If you would like an electronic version of this document prior to it being available on the CFSAN Web Site, please e-mail your request to Robert.Hennes@fda.hhs.gov.

/s/

Stephen T. Sims
Milk Sanitation Officer FDA/MST

Attachments:

  • Diagram of ABC Valve (In the intermediate cleaning position)
  • The Tetra Pak "Intermediate Cleaning Standard Operating Procedure --- Tetra Pak Aseptic Product Valve (APV) ", dated April 20, 2005
  • Example of a mechanical cleaning chart (Showing the difference between a normal intermediate wash and an intermediate wash containing a steam barrier alarm.)

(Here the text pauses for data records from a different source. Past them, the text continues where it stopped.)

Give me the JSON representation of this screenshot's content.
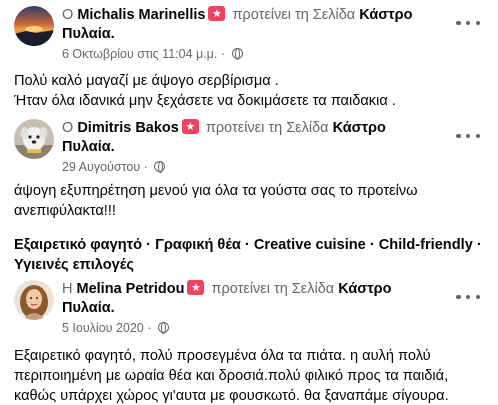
{
  "reviews": [
    {
      "author": "Michalis Marinellis",
      "prefix": "Ο",
      "action": "προτείνει τη Σελίδα",
      "page": "Κάστρο",
      "page2": "Πυλαία.",
      "date": "6 Οκτωβρίου στις 11:04 μ.μ.",
      "date_sep": "·",
      "avatar": "sunset-avatar",
      "lines": [
        "Πολύ καλό μαγαζί με άψογο σερβίρισμα .",
        "Ήταν όλα ιδανικά μην ξεχάσετε να δοκιμάσετε τα παιδακια ."
      ]
    },
    {
      "author": "Dimitris Bakos",
      "prefix": "Ο",
      "action": "προτείνει τη Σελίδα",
      "page": "Κάστρο",
      "page2": "Πυλαία.",
      "date": "29 Αυγούστου",
      "date_sep": "·",
      "avatar": "dog-avatar",
      "lines": [
        "άψογη εξυπηρέτηση μενού για όλα τα γούστα σας το προτείνω",
        "ανεπιφύλακτα!!!"
      ],
      "tags_line1": "Εξαιρετικό φαγητό · Γραφική θέα · Creative cuisine · Child-friendly ·",
      "tags_line2": "Υγιεινές επιλογές"
    },
    {
      "author": "Melina Petridou",
      "prefix": "Η",
      "action": "προτείνει τη Σελίδα",
      "page": "Κάστρο",
      "page2": "Πυλαία.",
      "date": "5 Ιουλίου 2020",
      "date_sep": "·",
      "avatar": "portrait-avatar",
      "lines": [
        "Εξαιρετικό φαγητό, πολύ προσεγμένα όλα τα πιάτα. η αυλή πολύ",
        "περιποιημένη με ωραία θέα και δροσιά.πολύ φιλικό προς τα παιδιά,",
        "καθώς υπάρχει χώρος γι'αυτα με φουσκωτό. θα ξαναπάμε σίγουρα."
      ]
    }
  ],
  "colors": {
    "text": "#050505",
    "secondary": "#65676b",
    "recommend": "#f3425f"
  }
}
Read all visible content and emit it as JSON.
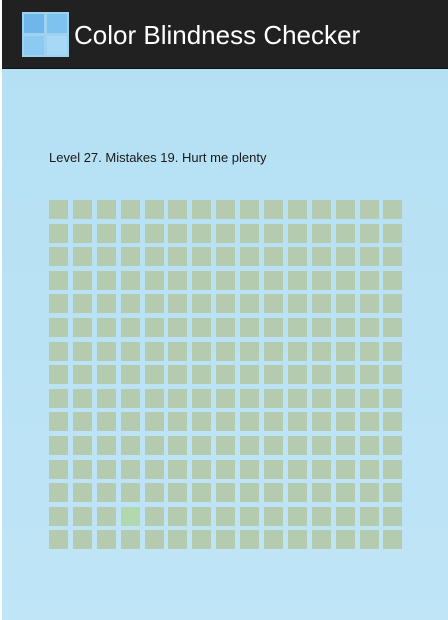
{
  "app": {
    "title": "Color Blindness Checker",
    "icon": "app-grid-icon"
  },
  "status": {
    "text": "Level 27. Mistakes 19. Hurt me plenty"
  },
  "board": {
    "rows": 15,
    "columns": 15,
    "tile_color": "#b4cbb0",
    "odd_tile_color": "#b2d8b0",
    "odd_tile": {
      "row": 14,
      "column": 4
    }
  },
  "colors": {
    "action_bar": "#212121",
    "background": "#b8e2f5"
  }
}
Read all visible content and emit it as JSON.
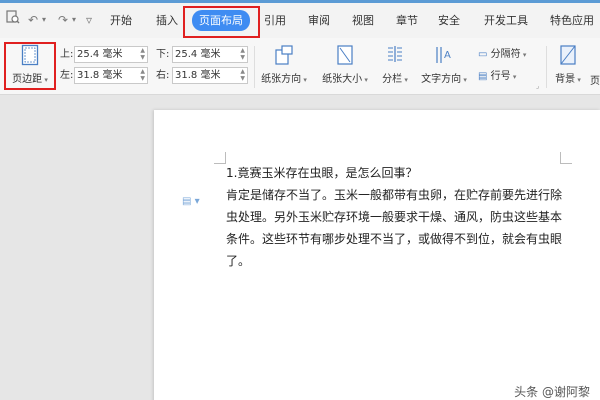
{
  "quick_access": {
    "preview_icon": "print-preview-icon",
    "undo_icon": "undo-icon",
    "redo_icon": "redo-icon",
    "more_icon": "dropdown-icon"
  },
  "menu": {
    "items": [
      "开始",
      "插入",
      "页面布局",
      "引用",
      "审阅",
      "视图",
      "章节",
      "安全",
      "开发工具",
      "特色应用"
    ],
    "active_index": 2
  },
  "ribbon": {
    "margins_button": "页边距",
    "top_label": "上:",
    "top_value": "25.4 毫米",
    "bottom_label": "下:",
    "bottom_value": "25.4 毫米",
    "left_label": "左:",
    "left_value": "31.8 毫米",
    "right_label": "右:",
    "right_value": "31.8 毫米",
    "orientation": "纸张方向",
    "size": "纸张大小",
    "columns": "分栏",
    "text_direction": "文字方向",
    "separator": "分隔符",
    "line_number": "行号",
    "background": "背景",
    "page_partial": "页"
  },
  "document": {
    "lines": [
      "1.竟赛玉米存在虫眼，是怎么回事？",
      "肯定是储存不当了。玉米一般都带有虫卵，在贮存前要先进行除",
      "虫处理。另外玉米贮存环境一般要求干燥、通风，防虫这些基本",
      "条件。这些环节有哪步处理不当了，或做得不到位，就会有虫眼",
      "了。"
    ]
  },
  "watermark": "头条 @谢阿黎",
  "colors": {
    "accent": "#3f8cf2",
    "highlight": "#e02020"
  }
}
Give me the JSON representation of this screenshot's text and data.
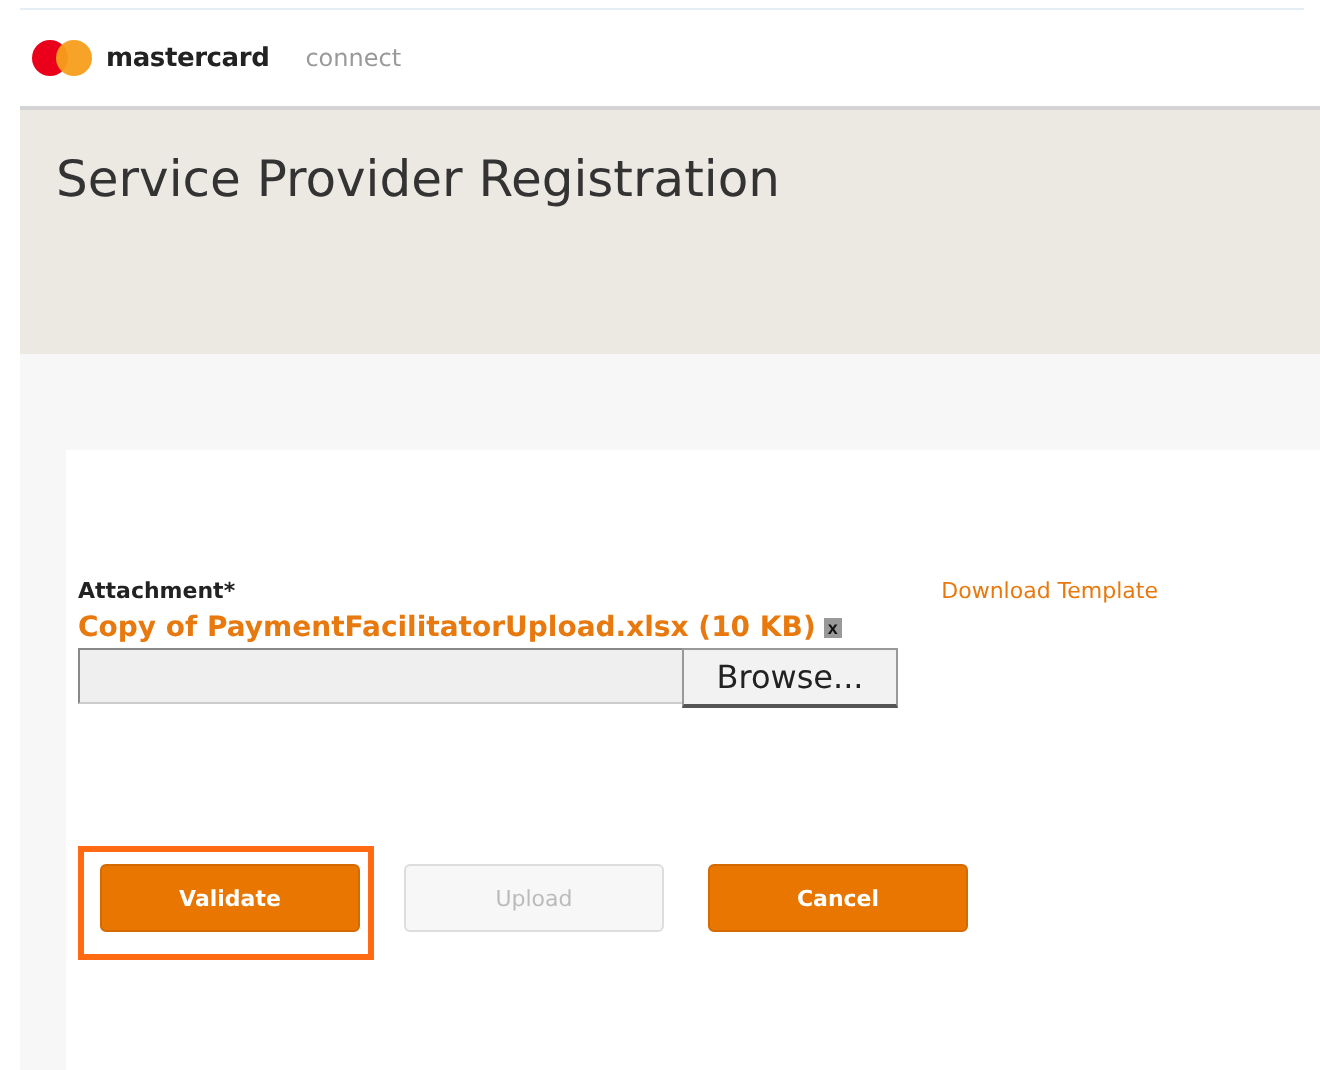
{
  "header": {
    "brand": "mastercard",
    "product": "connect"
  },
  "page_title": "Service Provider Registration",
  "form": {
    "attachment_label": "Attachment*",
    "download_link": "Download Template",
    "file_name": "Copy of PaymentFacilitatorUpload.xlsx (10 KB)",
    "remove_label": "x",
    "browse_button": "Browse..."
  },
  "buttons": [
    {
      "label": "Validate",
      "disabled": false,
      "highlighted": true
    },
    {
      "label": "Upload",
      "disabled": true,
      "highlighted": false
    },
    {
      "label": "Cancel",
      "disabled": false,
      "highlighted": false
    }
  ]
}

Diagram of ABC Valve (In the intermediate cleaning position)

 

Tetra Pak logo

April 20, 2005

Intermediate Cleaning Standard Operating Procedure
Tetra Pak Aseptic Product Valve (APV)


  1. Prior to the start of an Intermediate CIP the Operator will physically inspect the product pipe-work for leaks in the Tetra Pak Aseptic Product Valve (APV) cluster with the steam enabled and before connecting the intermediate CIP piping.
  2. If there is no steam leak, the operator will record the observation in the filler log or other appropriate document that the C-valve was intact. The CIP preparation can continue and the intermediate CIP cycle started.
  3. If a condensate leak is detected, the operator will stop CIP preparation and take the filler off-line until maintenance repairs the problems.
  4. If during an Immediate CIP cycle, the steam barrier temperature alarm is activated, the cleaning sequence will be disengaged and cannot be restarted until the integrity of the APV cluster is verified. The verification of the integrity of the APV valve is necessary only if the filler is in series with other operational fillers. When an Intermediate CIP steam barrier alarm occurs on the ABC valve during the production of shelf-stable, commercially sterilized products, the alarm event is treated as a Process Deviation with a Process Authority.

    In the case of refrigerated products, the following points (5-10) shall apply:
  5. The Operator will physically inspect the product pipe-work for the presence of steam escaping from the C-valve when the steam is enabled.
  6. If there is no steam leak, the operator will record the observation in the filler log or other appropriate document that the C-valve was intact and recorded on the CIP chart the reason for the short or incomplete intermediate CIP cycle. The intermediate CIP cycle can be restarted.
  7. If there is a stream leak at the C-valve, the operator will discontinue use of the filler and confirm the A-valve seat integrity. To check the integrity of the A-valve seat, first disable the steam flow to the steam chamber. After the steam flow is stopped, open the C-valve seat and inspect the area for the presence of product.
  8. If there is no product leak, the operator will record the observation in the filler log or other appropriate document that the C-valve was intact and record on the CIP chart the reason for the short or incomplete intermediate CIP cycle. The intermediate CIP cycle cannot be restarted until the C-valve has been repaired.
  9. Following the repair of the C-valve, the operator will physically inspect the product pipe-work for the presence of steam escaping from the C-valve when the steam is enabled. If there is no steam leak, the operator will record the observation in the filler log or other appropriate document that the C-valve was intact and the CIP cycle can be restarted.
  10. When a product leak is detected at the A-valve, the operator discontinues use of the filler, and the entire production produced on downstream fillers, 5 minutes before the time the intermediate CIP started until 5 minutes after the cycle was terminated, is segregated for final disposition.

 

Tetra Pak Inc.
3300 Airport Road, Building 900-A, Denton Texas 76207 U.S.A.
Telephone: 940-565-8800 Telefax: 940-565-8931

Example of a mechanical cleaning chart (Showing the difference between a normal intermediate wash and an intermediate wash containing a steam barrier alarm.)